▶ Brief
Set down each entry again exactly as written.

▶ Materials provided
-*-

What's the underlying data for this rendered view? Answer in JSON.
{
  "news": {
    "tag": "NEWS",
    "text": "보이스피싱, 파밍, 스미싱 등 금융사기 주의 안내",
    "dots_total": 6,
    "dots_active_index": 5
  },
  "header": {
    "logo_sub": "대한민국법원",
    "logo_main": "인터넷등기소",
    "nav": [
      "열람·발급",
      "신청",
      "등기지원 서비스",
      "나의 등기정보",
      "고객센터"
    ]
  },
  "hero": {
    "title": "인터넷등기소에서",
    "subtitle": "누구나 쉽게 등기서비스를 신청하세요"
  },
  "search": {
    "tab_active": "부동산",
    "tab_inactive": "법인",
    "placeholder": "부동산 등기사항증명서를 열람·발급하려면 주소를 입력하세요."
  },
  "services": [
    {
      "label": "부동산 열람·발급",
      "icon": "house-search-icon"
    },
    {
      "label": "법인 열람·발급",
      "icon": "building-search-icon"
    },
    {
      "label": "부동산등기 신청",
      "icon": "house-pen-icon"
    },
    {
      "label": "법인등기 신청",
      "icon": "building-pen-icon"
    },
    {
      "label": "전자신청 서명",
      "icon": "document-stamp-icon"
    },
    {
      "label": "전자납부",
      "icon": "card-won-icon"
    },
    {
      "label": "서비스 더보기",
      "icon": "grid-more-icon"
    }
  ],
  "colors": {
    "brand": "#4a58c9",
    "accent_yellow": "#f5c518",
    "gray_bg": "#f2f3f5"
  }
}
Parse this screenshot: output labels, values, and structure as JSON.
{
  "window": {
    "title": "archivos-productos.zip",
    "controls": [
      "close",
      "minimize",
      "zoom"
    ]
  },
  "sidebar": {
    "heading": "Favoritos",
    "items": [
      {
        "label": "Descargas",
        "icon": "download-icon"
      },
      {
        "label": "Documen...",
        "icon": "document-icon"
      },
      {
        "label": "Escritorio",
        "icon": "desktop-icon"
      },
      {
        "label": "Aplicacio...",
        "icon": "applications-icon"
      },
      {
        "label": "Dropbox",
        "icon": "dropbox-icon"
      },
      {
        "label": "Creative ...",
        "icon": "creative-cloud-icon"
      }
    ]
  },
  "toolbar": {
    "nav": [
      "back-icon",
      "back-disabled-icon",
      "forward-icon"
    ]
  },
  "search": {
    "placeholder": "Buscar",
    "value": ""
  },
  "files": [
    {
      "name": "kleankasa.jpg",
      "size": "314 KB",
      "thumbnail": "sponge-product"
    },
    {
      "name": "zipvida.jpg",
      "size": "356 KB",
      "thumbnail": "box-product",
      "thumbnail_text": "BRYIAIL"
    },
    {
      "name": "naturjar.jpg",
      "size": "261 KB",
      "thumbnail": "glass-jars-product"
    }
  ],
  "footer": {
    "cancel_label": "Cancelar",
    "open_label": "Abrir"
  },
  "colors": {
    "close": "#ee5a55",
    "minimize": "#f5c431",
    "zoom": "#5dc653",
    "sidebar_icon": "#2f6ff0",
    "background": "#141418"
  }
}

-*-

▶ Answer area
What's the underlying data for this rendered view? Answer in JSON.
{
  "news": {
    "tag": "NEWS",
    "text": "보이스피싱, 파밍, 스미싱 등 금융사기 주의 안내",
    "dots_total": 6,
    "dots_active_index": 5
  },
  "header": {
    "logo_sub": "대한민국법원",
    "logo_main": "인터넷등기소",
    "nav": [
      "열람·발급",
      "신청",
      "등기지원 서비스",
      "나의 등기정보",
      "고객센터"
    ]
  },
  "hero": {
    "title": "인터넷등기소에서",
    "subtitle": "누구나 쉽게 등기서비스를 신청하세요"
  },
  "search": {
    "tab_active": "부동산",
    "tab_inactive": "법인",
    "placeholder": "부동산 등기사항증명서를 열람·발급하려면 주소를 입력하세요."
  },
  "services": [
    {
      "label": "부동산 열람·발급",
      "icon": "house-search-icon"
    },
    {
      "label": "법인 열람·발급",
      "icon": "building-search-icon"
    },
    {
      "label": "부동산등기 신청",
      "icon": "house-pen-icon"
    },
    {
      "label": "법인등기 신청",
      "icon": "building-pen-icon"
    },
    {
      "label": "전자신청 서명",
      "icon": "document-stamp-icon"
    },
    {
      "label": "전자납부",
      "icon": "card-won-icon"
    },
    {
      "label": "서비스 더보기",
      "icon": "grid-more-icon"
    }
  ],
  "colors": {
    "brand": "#4a58c9",
    "accent_yellow": "#f5c518",
    "gray_bg": "#f2f3f5"
  }
}
Parse this screenshot: output labels, values, and structure as JSON.
{
  "window": {
    "title": "archivos-productos.zip",
    "controls": [
      "close",
      "minimize",
      "zoom"
    ]
  },
  "sidebar": {
    "heading": "Favoritos",
    "items": [
      {
        "label": "Descargas",
        "icon": "download-icon"
      },
      {
        "label": "Documen...",
        "icon": "document-icon"
      },
      {
        "label": "Escritorio",
        "icon": "desktop-icon"
      },
      {
        "label": "Aplicacio...",
        "icon": "applications-icon"
      },
      {
        "label": "Dropbox",
        "icon": "dropbox-icon"
      },
      {
        "label": "Creative ...",
        "icon": "creative-cloud-icon"
      }
    ]
  },
  "toolbar": {
    "nav": [
      "back-icon",
      "back-disabled-icon",
      "forward-icon"
    ]
  },
  "search": {
    "placeholder": "Buscar",
    "value": ""
  },
  "files": [
    {
      "name": "kleankasa.jpg",
      "size": "314 KB",
      "thumbnail": "sponge-product"
    },
    {
      "name": "zipvida.jpg",
      "size": "356 KB",
      "thumbnail": "box-product",
      "thumbnail_text": "BRYIAIL"
    },
    {
      "name": "naturjar.jpg",
      "size": "261 KB",
      "thumbnail": "glass-jars-product"
    }
  ],
  "footer": {
    "cancel_label": "Cancelar",
    "open_label": "Abrir"
  },
  "colors": {
    "close": "#ee5a55",
    "minimize": "#f5c431",
    "zoom": "#5dc653",
    "sidebar_icon": "#2f6ff0",
    "background": "#141418"
  }
}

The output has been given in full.